→ What you will do
Each line below that carries the string "headline" must appear in the answer.

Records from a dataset
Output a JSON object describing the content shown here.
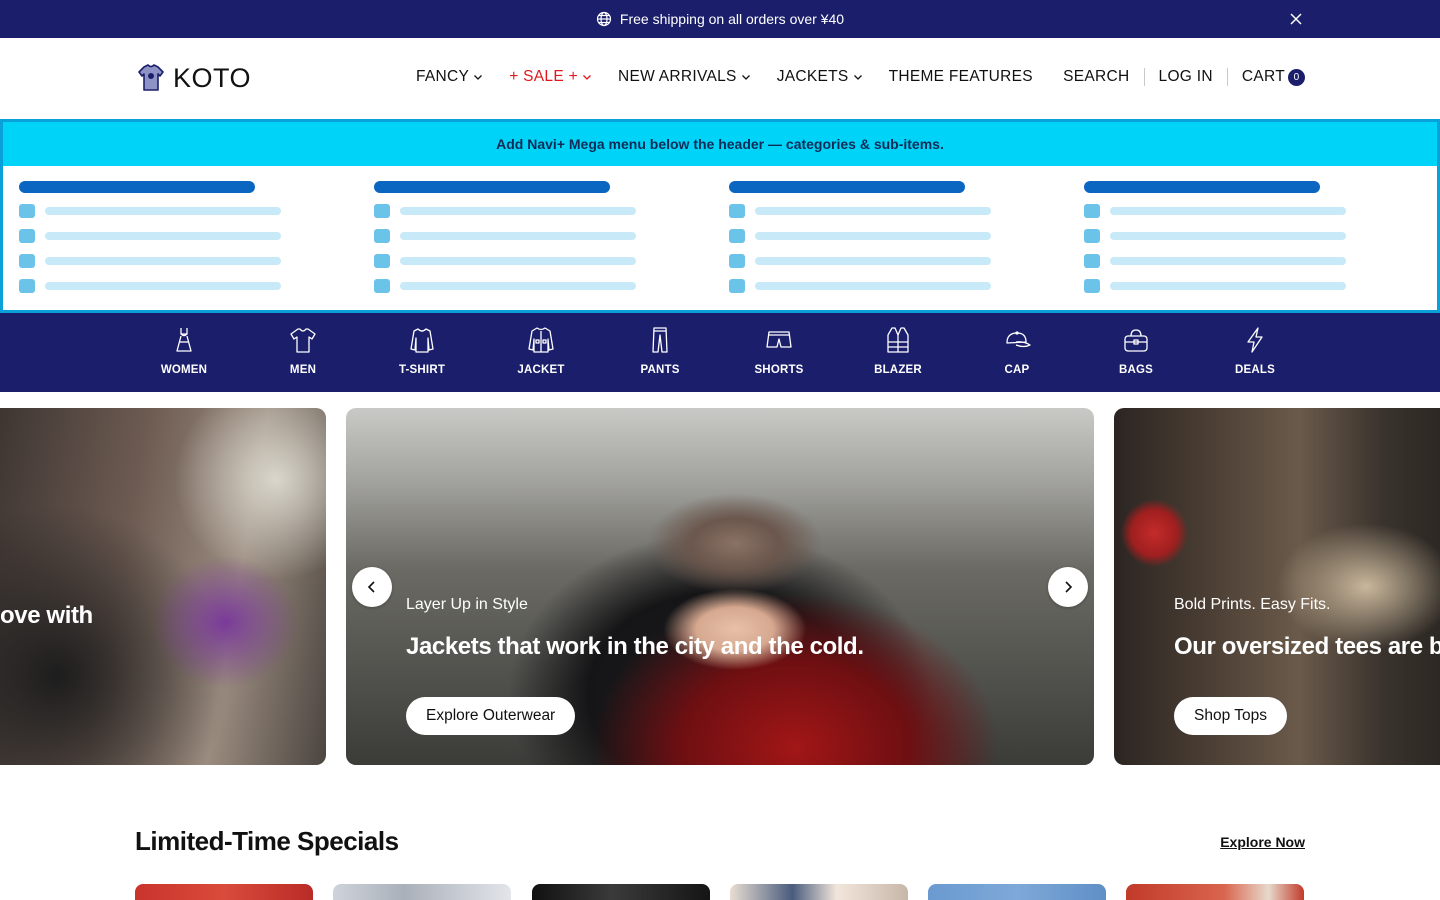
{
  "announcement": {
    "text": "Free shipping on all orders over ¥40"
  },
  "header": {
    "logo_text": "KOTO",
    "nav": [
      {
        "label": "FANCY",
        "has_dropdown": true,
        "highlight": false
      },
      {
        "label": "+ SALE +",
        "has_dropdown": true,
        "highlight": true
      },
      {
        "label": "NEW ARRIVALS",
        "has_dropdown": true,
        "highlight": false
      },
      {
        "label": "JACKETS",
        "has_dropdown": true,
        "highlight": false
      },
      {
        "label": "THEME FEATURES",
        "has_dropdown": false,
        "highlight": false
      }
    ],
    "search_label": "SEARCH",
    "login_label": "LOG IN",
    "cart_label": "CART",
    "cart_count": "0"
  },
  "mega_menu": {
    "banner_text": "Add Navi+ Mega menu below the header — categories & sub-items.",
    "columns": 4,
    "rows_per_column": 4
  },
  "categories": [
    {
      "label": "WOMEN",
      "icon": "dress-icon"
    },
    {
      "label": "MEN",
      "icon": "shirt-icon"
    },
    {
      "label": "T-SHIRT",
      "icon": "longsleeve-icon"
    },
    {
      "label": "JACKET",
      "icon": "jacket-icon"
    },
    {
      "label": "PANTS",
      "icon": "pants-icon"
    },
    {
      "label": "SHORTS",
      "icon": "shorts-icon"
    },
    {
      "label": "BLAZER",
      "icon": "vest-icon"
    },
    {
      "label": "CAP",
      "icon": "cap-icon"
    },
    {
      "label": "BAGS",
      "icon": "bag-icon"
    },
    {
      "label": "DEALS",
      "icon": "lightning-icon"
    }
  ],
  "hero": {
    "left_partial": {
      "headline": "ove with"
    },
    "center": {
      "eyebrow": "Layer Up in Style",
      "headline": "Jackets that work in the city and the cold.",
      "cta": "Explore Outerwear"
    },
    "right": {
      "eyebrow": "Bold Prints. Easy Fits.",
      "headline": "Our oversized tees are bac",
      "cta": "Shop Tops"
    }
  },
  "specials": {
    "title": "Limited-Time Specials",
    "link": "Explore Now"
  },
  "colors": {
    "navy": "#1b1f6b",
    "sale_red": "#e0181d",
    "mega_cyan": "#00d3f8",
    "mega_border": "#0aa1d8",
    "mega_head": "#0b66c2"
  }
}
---
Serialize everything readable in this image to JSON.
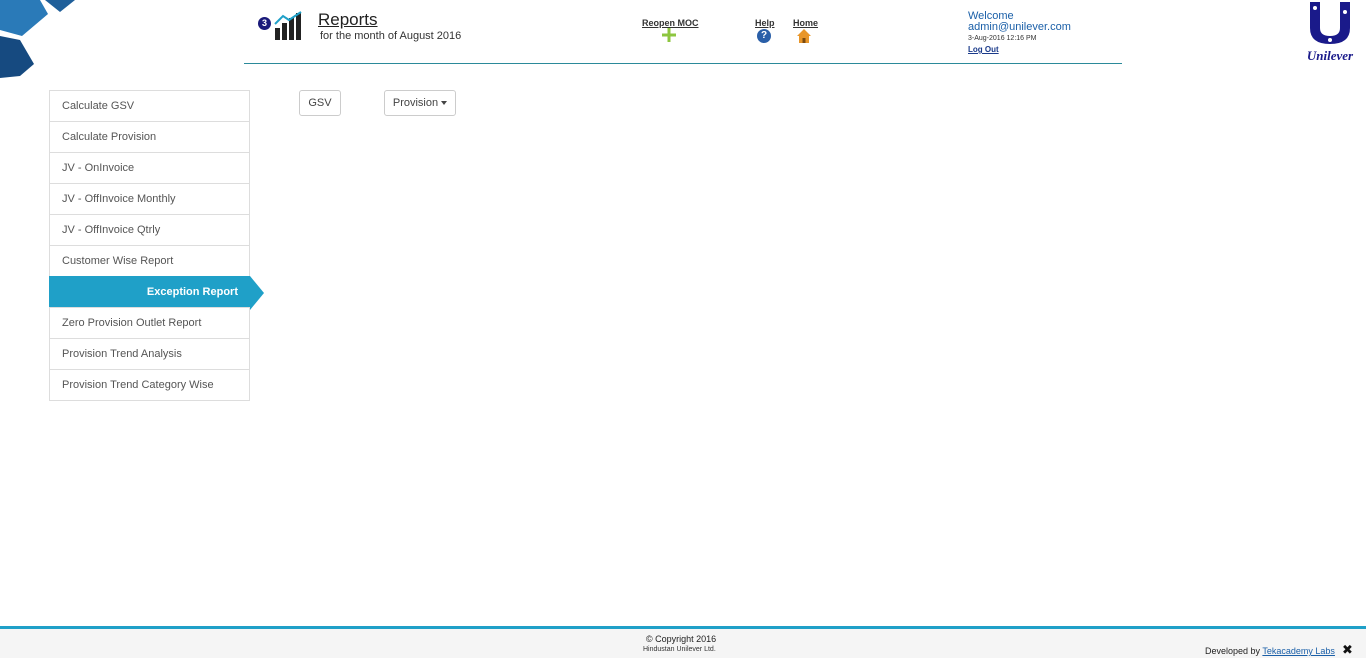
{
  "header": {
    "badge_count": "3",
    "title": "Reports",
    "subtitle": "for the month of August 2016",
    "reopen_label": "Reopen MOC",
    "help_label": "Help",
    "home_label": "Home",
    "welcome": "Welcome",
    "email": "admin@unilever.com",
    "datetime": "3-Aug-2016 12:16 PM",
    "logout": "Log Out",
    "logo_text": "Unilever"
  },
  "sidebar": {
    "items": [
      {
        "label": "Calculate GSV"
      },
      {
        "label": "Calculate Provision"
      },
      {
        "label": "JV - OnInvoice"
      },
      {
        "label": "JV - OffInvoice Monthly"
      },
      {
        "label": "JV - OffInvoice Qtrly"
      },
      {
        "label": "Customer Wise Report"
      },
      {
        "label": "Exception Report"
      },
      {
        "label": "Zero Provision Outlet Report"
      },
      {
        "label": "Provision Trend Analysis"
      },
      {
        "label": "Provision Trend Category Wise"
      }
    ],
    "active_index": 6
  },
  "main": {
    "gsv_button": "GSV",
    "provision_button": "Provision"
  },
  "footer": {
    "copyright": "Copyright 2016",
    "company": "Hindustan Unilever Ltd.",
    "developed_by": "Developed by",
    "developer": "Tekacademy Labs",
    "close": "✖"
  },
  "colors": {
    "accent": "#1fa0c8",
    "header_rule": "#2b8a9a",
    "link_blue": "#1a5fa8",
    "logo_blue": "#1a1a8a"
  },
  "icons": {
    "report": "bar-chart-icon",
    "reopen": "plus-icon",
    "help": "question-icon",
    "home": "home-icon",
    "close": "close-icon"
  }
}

→ Exercise output
      "headline": "ove with"
      "headline": "Jackets that work in the city and the cold.",
      "headline": "Our oversized tees are bac",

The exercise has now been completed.